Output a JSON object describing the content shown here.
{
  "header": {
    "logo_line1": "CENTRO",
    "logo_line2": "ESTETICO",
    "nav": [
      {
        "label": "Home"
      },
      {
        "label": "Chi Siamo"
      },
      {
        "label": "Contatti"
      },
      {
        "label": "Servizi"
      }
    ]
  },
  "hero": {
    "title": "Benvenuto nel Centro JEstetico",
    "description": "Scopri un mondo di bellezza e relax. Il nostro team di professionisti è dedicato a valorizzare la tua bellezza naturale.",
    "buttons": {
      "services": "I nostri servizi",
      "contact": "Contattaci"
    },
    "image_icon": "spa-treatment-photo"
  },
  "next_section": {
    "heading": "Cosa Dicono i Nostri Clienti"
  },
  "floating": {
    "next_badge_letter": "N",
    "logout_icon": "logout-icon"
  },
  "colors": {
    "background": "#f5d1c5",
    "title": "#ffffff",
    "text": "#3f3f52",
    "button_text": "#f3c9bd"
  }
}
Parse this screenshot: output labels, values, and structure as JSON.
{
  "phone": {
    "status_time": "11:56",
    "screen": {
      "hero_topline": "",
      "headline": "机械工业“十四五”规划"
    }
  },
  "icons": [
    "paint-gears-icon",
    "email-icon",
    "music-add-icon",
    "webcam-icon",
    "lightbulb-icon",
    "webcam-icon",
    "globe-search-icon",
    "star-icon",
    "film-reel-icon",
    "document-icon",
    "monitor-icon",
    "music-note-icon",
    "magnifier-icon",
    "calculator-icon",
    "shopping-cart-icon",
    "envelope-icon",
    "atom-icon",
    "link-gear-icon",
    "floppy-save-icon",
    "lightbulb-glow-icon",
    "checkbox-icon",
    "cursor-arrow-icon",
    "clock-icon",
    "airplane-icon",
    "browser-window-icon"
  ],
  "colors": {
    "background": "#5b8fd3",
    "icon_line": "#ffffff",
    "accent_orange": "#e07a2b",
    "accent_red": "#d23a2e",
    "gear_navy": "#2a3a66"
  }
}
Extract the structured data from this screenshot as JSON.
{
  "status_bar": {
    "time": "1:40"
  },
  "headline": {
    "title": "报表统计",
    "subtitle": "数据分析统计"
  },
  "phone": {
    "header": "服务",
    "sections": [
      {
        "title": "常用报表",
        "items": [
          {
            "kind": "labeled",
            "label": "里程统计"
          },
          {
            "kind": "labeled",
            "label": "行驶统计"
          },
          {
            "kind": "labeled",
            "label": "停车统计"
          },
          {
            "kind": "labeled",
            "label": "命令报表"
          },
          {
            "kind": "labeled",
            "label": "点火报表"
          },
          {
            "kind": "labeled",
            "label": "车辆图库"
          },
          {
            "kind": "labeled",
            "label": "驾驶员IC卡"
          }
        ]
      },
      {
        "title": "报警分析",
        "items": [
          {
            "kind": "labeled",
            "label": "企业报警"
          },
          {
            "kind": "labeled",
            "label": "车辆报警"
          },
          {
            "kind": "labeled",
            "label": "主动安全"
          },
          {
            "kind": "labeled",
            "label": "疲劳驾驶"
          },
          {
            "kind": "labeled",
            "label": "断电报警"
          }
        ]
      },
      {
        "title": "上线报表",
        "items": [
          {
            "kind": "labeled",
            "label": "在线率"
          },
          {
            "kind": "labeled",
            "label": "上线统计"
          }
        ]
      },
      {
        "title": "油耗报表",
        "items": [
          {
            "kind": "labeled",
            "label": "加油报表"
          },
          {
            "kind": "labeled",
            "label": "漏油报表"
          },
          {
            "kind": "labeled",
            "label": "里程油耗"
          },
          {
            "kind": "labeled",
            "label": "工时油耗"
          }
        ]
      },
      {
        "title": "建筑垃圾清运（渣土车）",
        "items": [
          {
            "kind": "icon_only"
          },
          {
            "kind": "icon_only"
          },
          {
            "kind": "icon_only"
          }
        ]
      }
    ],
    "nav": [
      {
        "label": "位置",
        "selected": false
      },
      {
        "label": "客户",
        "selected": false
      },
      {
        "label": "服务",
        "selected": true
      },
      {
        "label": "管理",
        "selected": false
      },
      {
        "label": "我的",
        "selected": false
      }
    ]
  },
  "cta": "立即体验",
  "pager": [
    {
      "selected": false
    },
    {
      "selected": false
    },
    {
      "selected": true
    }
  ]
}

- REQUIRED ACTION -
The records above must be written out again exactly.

- RESULT FOR THIS TASK -
Output a JSON object describing the content shown here.
{
  "header": {
    "logo_line1": "CENTRO",
    "logo_line2": "ESTETICO",
    "nav": [
      {
        "label": "Home"
      },
      {
        "label": "Chi Siamo"
      },
      {
        "label": "Contatti"
      },
      {
        "label": "Servizi"
      }
    ]
  },
  "hero": {
    "title": "Benvenuto nel Centro JEstetico",
    "description": "Scopri un mondo di bellezza e relax. Il nostro team di professionisti è dedicato a valorizzare la tua bellezza naturale.",
    "buttons": {
      "services": "I nostri servizi",
      "contact": "Contattaci"
    },
    "image_icon": "spa-treatment-photo"
  },
  "next_section": {
    "heading": "Cosa Dicono i Nostri Clienti"
  },
  "floating": {
    "next_badge_letter": "N",
    "logout_icon": "logout-icon"
  },
  "colors": {
    "background": "#f5d1c5",
    "title": "#ffffff",
    "text": "#3f3f52",
    "button_text": "#f3c9bd"
  }
}
Parse this screenshot: output labels, values, and structure as JSON.
{
  "phone": {
    "status_time": "11:56",
    "screen": {
      "hero_topline": "",
      "headline": "机械工业“十四五”规划"
    }
  },
  "icons": [
    "paint-gears-icon",
    "email-icon",
    "music-add-icon",
    "webcam-icon",
    "lightbulb-icon",
    "webcam-icon",
    "globe-search-icon",
    "star-icon",
    "film-reel-icon",
    "document-icon",
    "monitor-icon",
    "music-note-icon",
    "magnifier-icon",
    "calculator-icon",
    "shopping-cart-icon",
    "envelope-icon",
    "atom-icon",
    "link-gear-icon",
    "floppy-save-icon",
    "lightbulb-glow-icon",
    "checkbox-icon",
    "cursor-arrow-icon",
    "clock-icon",
    "airplane-icon",
    "browser-window-icon"
  ],
  "colors": {
    "background": "#5b8fd3",
    "icon_line": "#ffffff",
    "accent_orange": "#e07a2b",
    "accent_red": "#d23a2e",
    "gear_navy": "#2a3a66"
  }
}
Extract the structured data from this screenshot as JSON.
{
  "status_bar": {
    "time": "1:40"
  },
  "headline": {
    "title": "报表统计",
    "subtitle": "数据分析统计"
  },
  "phone": {
    "header": "服务",
    "sections": [
      {
        "title": "常用报表",
        "items": [
          {
            "kind": "labeled",
            "label": "里程统计"
          },
          {
            "kind": "labeled",
            "label": "行驶统计"
          },
          {
            "kind": "labeled",
            "label": "停车统计"
          },
          {
            "kind": "labeled",
            "label": "命令报表"
          },
          {
            "kind": "labeled",
            "label": "点火报表"
          },
          {
            "kind": "labeled",
            "label": "车辆图库"
          },
          {
            "kind": "labeled",
            "label": "驾驶员IC卡"
          }
        ]
      },
      {
        "title": "报警分析",
        "items": [
          {
            "kind": "labeled",
            "label": "企业报警"
          },
          {
            "kind": "labeled",
            "label": "车辆报警"
          },
          {
            "kind": "labeled",
            "label": "主动安全"
          },
          {
            "kind": "labeled",
            "label": "疲劳驾驶"
          },
          {
            "kind": "labeled",
            "label": "断电报警"
          }
        ]
      },
      {
        "title": "上线报表",
        "items": [
          {
            "kind": "labeled",
            "label": "在线率"
          },
          {
            "kind": "labeled",
            "label": "上线统计"
          }
        ]
      },
      {
        "title": "油耗报表",
        "items": [
          {
            "kind": "labeled",
            "label": "加油报表"
          },
          {
            "kind": "labeled",
            "label": "漏油报表"
          },
          {
            "kind": "labeled",
            "label": "里程油耗"
          },
          {
            "kind": "labeled",
            "label": "工时油耗"
          }
        ]
      },
      {
        "title": "建筑垃圾清运（渣土车）",
        "items": [
          {
            "kind": "icon_only"
          },
          {
            "kind": "icon_only"
          },
          {
            "kind": "icon_only"
          }
        ]
      }
    ],
    "nav": [
      {
        "label": "位置",
        "selected": false
      },
      {
        "label": "客户",
        "selected": false
      },
      {
        "label": "服务",
        "selected": true
      },
      {
        "label": "管理",
        "selected": false
      },
      {
        "label": "我的",
        "selected": false
      }
    ]
  },
  "cta": "立即体验",
  "pager": [
    {
      "selected": false
    },
    {
      "selected": false
    },
    {
      "selected": true
    }
  ]
}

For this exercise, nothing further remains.